As if Tax Day isn’t stressful enough for millions of Americans each year, the dream of ever filing taxes simply and free of charge is probably dead.
This month, Congress’ House Ways and Means Committee passed what it’s calling the Taxpayer First Act, which encompasses many changes to IRS policies. However, as ProPublica reports, perhaps the most damaging provisions of the bipartisan-supported bill for the tax-paying public is a provision against the IRS’ creation of a proprietary online filing tool.
This specific part could be a major win for all the private preparation software companies out there, including TurboTax and Quickbooks, likely giving them even more business. This is reportedly a goal that these companies have lobbied to achieve for years.
Currently most of the tax-paying public—70 percent of American taxpayers (or about 100 million people)—qualify to use the IRS’ free filing program. This population only reflects those with an annual income of $66,000 or less. Reports show that only a small percentage of this large number of tax filers take advantage of the free program, with most getting up-sold on add-on services by private software makers.
Because filing taxes is infamously confusing and overwhelming for most people, it’s important that the IRS negotiates better terms with your favorite tax filing service, such as H&R Block.
This is a core issue that goes beyond the Taxpayer First Act’s language, Caleb Smith, associate professor of clinical law at the University of Minnesota Law School, told Observer. “To the extent that law precludes the IRS from creating its own free-file option, it harms the IRS’ leverage in getting taxpayer-friendly terms into the agreement with the private companies,” he explained.
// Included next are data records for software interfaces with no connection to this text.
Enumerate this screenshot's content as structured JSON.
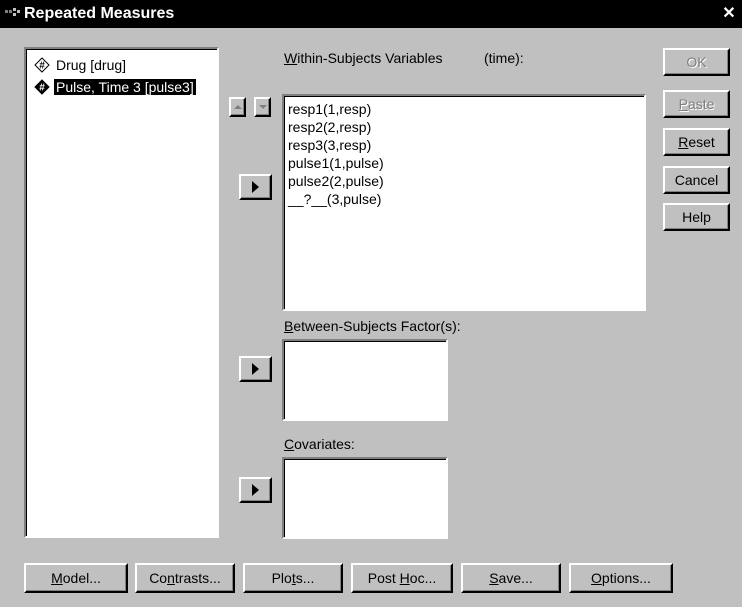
{
  "window": {
    "title": "Repeated Measures"
  },
  "source_list": [
    {
      "label": "Drug [drug]",
      "icon": "nominal-variable-icon",
      "selected": false
    },
    {
      "label": "Pulse, Time 3 [pulse3]",
      "icon": "scale-variable-icon",
      "selected": true
    }
  ],
  "within": {
    "label_mnemonic": "W",
    "label_rest": "ithin-Subjects Variables",
    "factor": "(time):",
    "items": [
      "resp1(1,resp)",
      "resp2(2,resp)",
      "resp3(3,resp)",
      "pulse1(1,pulse)",
      "pulse2(2,pulse)",
      "__?__(3,pulse)"
    ]
  },
  "between": {
    "label_mnemonic": "B",
    "label_rest": "etween-Subjects Factor(s):"
  },
  "covariates": {
    "label_mnemonic": "C",
    "label_rest": "ovariates:"
  },
  "side_buttons": {
    "ok": "OK",
    "paste_m": "P",
    "paste_r": "aste",
    "reset_m": "R",
    "reset_r": "eset",
    "cancel": "Cancel",
    "help": "Help"
  },
  "bottom_buttons": {
    "model_m": "M",
    "model_r": "odel...",
    "contrasts_a": "Co",
    "contrasts_m": "n",
    "contrasts_r": "trasts...",
    "plots_a": "Plo",
    "plots_m": "t",
    "plots_r": "s...",
    "posthoc_a": "Post ",
    "posthoc_m": "H",
    "posthoc_r": "oc...",
    "save_m": "S",
    "save_r": "ave...",
    "options_m": "O",
    "options_r": "ptions..."
  },
  "colors": {
    "face": "#c0c0c0",
    "title_bar": "#000000",
    "disabled_text": "#808080",
    "selection": "#000000"
  }
}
Furthermore, the IRS should be using its role during agreements with the private filing companies in order to provide the majority of the public with more favorable filing terms.
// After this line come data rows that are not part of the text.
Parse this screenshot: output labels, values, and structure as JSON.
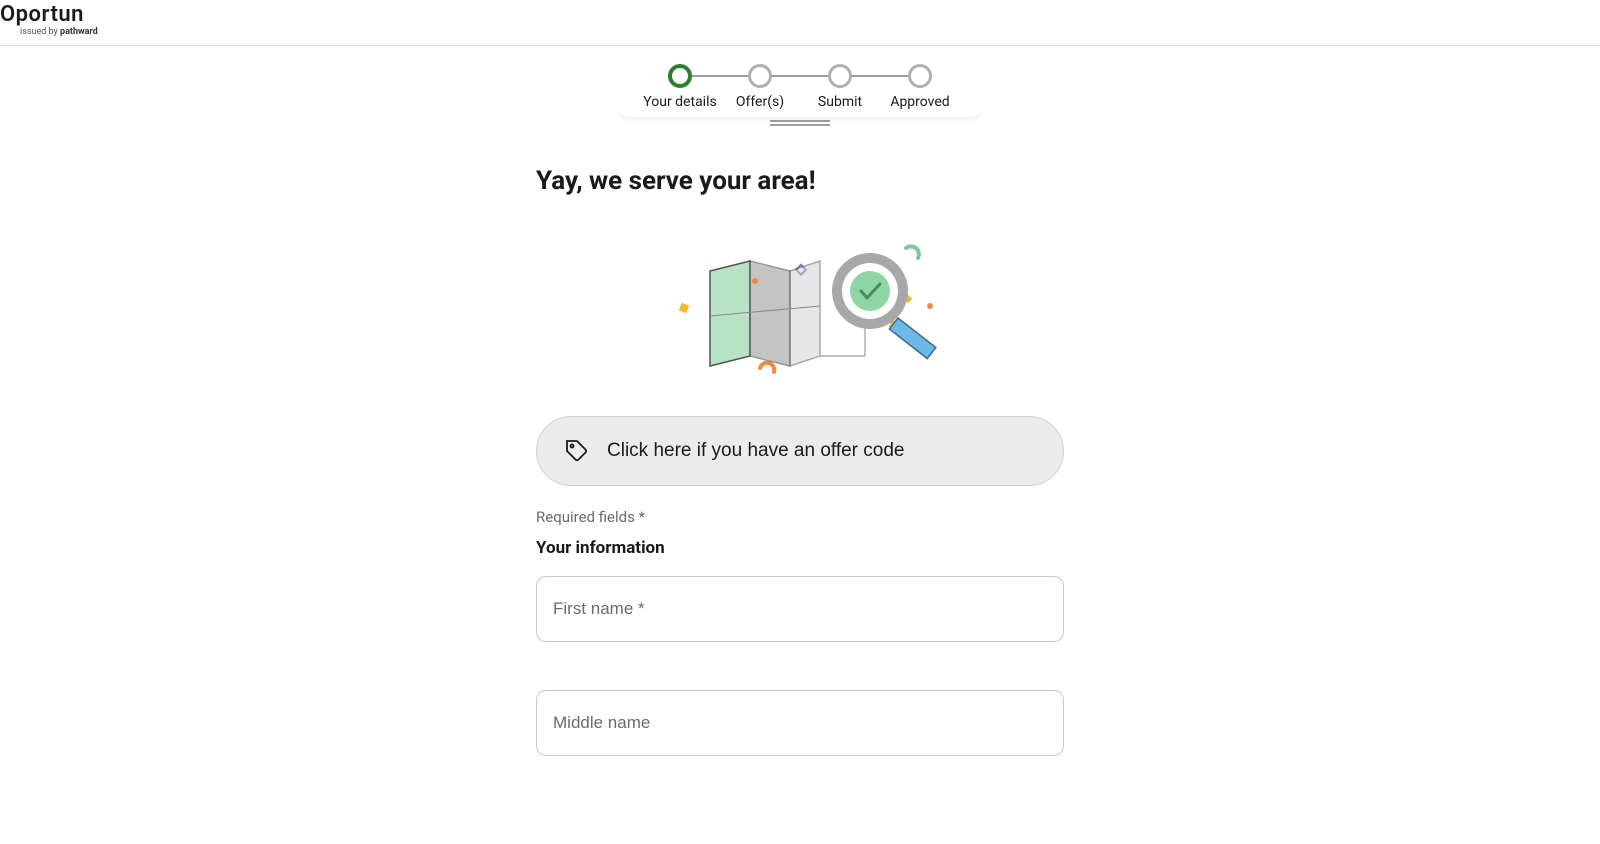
{
  "brand": {
    "name": "Oportun",
    "tagline_prefix": "issued by ",
    "tagline_brand": "pathward"
  },
  "stepper": {
    "steps": [
      {
        "label": "Your details",
        "active": true
      },
      {
        "label": "Offer(s)",
        "active": false
      },
      {
        "label": "Submit",
        "active": false
      },
      {
        "label": "Approved",
        "active": false
      }
    ]
  },
  "page": {
    "title": "Yay, we serve your area!"
  },
  "offer_code": {
    "label": "Click here if you have an offer code"
  },
  "form": {
    "required_note": "Required fields *",
    "section_title": "Your information",
    "first_name_placeholder": "First name *",
    "middle_name_placeholder": "Middle name"
  }
}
“Private software providers don’t have incentives to advertise free filing. This could be fixed by the law or by the contract that the IRS agrees to,” Smith added. “For example, by requiring that free-file providers hit a certain quota of users of the free service to remain in the Free File Alliance.”